It doesn’t matter whether you’re a one-eyed Cyclops or a three-eyed alien being locked away deep in some secret laboratory in Area 51 - no one likes the idea of wearing glasses to watch 3D video. Stream TV hates glasses for 3D, too, and this morning they showed off the company’s Ultra-D technology that can produce a glasses-free 3D image that’s watchable across a wide range of viewing angles. (Just to eliminate any confusion, “glasses-free” doesn’t mean you get “free glasses” with the system. It means you don’t need no stinkin’ glasses at all to watch 3D on the screen.) According to Stream TV, the proprietary technology can be used with all types of displays; and they anticipate we’ll see Ultra-D technology in everything from flat-panel TVs to tablets to smartphones.
The big news from Monster Cable is that Monster Cable is no longer Monster Cable. It's just Monster, period. For the first time the company's well-attended press event made virtually no mention of cable products (aside from a press release on ISF-certified HDMI cables). We're guessing Monster is not withdrawing from the still lucrative cable market. It's just that Head Monster Noel Lee has found something even more lucrative and au courant: designer headphones.
While not as svelte as the company’s 55-inch OLED prototype discussed below, LG’s new lineup of Smart LED/LCD sets is still just a bit over an inch thick with a 1mm thick bezel framing the screen. The top of the line Nano sets, available several sizes up to 84” in size. The Nano designs are full backlit local dimmers, utilizing LEDs impeded into t thin membrane that allows for superior backlit local dimming in a thinner design. LG’s magic remote has been improved, allowing not only pointing but also both gesture and voice recognition. And like all the HDTV manufacturers at the show, LG’s Smart technology offers further enhancements in convergence and connectivity with Web-based sites and features.
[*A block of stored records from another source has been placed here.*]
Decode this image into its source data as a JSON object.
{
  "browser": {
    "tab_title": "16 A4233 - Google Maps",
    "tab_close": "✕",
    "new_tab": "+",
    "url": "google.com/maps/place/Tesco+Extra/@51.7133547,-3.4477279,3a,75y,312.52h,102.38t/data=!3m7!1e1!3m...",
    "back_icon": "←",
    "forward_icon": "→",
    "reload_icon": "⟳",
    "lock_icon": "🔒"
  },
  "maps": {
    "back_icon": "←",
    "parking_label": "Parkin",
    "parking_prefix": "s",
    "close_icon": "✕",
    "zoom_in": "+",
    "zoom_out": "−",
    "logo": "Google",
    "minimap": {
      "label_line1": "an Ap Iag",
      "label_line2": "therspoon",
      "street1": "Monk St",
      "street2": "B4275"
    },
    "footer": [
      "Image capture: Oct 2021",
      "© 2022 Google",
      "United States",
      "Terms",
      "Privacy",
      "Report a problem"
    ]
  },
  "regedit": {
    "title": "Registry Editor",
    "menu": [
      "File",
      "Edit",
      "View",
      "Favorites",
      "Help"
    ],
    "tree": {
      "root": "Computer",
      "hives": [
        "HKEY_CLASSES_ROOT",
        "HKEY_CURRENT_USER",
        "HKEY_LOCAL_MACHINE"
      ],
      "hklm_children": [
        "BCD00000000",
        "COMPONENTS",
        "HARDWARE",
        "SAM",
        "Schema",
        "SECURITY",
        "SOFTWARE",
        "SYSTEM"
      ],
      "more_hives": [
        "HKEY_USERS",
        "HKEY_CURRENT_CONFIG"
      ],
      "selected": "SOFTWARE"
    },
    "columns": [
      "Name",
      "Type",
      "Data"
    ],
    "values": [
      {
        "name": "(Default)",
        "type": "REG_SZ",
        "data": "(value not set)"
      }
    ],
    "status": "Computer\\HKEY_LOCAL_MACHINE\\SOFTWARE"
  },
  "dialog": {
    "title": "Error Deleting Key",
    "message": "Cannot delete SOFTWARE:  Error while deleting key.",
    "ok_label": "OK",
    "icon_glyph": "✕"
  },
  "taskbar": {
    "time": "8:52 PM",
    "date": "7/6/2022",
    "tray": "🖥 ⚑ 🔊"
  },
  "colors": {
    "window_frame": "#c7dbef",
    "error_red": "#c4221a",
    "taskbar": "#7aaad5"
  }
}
That 84” model is unique in that it is a 4K design. Despite the lack of 4K sources, 4K offers significant advantages for LG’s passive glasses approach to 3D. Specifically, it can present a full 1920 x 1080 resolution to each eye, unlike the half vertical 3D resolution on conventions 1920 x 1080 sets.
While no price or availability date was announced for LG’s 55” OLED HDTV, its prototype drew big crowds at the opening press conference of the day. So big, in fact, that you can’t see the set with the madding crowds pushing in for a closer look.
What we do know is that the set uses what LG refers to as 4-Color Pixels (red, green, blue, and white) together with a Color Refiner for color consistency over a wide viewing angle.
An eye-opening infinite contrast ratio is also claimed. This is possible because OLED is a self-illuminating technology in which the individual pixels, in theory, can be completely turned off. Response time is also said to be 1000x faster than in LED/LED sets.
LG’s OLED TV is as pleasing aesthetically pleasing as it is technologically trend-setting. It’s passive 3D-capable and an incredible 4mm thin (about one-sixth of an inch) and a feather-light 17 lbs.
Updating its 80-inch LED-LCD TVs, Sharp announced the LC-80LE844U (seen in the center above sitting atop a car) and LC-80LC645U, both with full-array LED backlighting (but no local dimming), Quattron technology (which adds a yellow subpixel to red, green, and blue), 3D capabilities, built-in WiFi, and Sharp's new Aquos SmartCentral interface described earlier. The 844 boasts a refresh rate of 240Hz, while the 645 is 120Hz. Also unveiled was the 9 Series, including the 70-inch LC-70LE945U (left) and 60-inch LC-60LE945U (right) LED-backlit LCD TVs with local dimming, the first Sharp sets to provide this important feature.